(Exercise materials)

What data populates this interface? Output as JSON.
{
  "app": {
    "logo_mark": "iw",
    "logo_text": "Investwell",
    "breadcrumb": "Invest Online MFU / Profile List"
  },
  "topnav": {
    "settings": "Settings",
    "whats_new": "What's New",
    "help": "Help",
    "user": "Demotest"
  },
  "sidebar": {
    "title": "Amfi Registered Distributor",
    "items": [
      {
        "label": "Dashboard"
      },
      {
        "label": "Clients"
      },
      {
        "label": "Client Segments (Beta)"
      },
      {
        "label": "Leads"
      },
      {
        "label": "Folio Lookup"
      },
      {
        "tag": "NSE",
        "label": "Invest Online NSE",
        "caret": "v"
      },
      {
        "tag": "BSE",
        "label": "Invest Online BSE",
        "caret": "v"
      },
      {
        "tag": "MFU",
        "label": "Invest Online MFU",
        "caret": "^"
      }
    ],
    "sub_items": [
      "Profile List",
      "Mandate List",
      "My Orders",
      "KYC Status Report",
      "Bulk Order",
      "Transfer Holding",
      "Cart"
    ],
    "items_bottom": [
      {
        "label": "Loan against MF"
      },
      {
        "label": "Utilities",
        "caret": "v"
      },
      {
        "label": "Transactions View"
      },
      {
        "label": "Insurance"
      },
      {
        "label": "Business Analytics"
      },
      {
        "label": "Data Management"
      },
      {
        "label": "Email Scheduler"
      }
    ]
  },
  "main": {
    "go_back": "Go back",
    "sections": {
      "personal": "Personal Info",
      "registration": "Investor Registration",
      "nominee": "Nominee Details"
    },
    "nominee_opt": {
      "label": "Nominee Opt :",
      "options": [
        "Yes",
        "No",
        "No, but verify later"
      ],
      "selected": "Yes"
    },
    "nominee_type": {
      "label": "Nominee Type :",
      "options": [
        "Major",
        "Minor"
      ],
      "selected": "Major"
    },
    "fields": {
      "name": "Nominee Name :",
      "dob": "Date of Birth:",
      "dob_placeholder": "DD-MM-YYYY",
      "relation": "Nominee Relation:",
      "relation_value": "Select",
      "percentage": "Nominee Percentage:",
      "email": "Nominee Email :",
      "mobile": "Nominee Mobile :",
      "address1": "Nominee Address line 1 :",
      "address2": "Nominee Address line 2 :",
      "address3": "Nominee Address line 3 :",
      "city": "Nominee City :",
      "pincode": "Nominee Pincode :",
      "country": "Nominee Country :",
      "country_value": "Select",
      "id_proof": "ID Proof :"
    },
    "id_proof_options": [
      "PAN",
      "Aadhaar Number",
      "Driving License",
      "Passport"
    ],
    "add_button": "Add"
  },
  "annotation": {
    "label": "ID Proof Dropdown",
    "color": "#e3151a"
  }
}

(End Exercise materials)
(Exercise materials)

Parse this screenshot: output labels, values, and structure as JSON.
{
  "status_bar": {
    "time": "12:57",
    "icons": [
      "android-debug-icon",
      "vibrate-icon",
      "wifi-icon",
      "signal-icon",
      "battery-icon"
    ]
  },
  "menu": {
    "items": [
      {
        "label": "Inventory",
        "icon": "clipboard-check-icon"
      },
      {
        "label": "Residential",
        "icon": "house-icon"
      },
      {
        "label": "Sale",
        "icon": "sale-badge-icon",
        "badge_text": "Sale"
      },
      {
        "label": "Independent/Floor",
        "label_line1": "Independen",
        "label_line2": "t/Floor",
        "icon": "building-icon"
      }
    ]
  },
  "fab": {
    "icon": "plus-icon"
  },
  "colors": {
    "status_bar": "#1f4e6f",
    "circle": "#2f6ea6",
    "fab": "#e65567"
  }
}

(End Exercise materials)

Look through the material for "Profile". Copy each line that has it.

## Solution for this task:
    "breadcrumb": "Invest Online MFU / Profile List"
      "Profile List",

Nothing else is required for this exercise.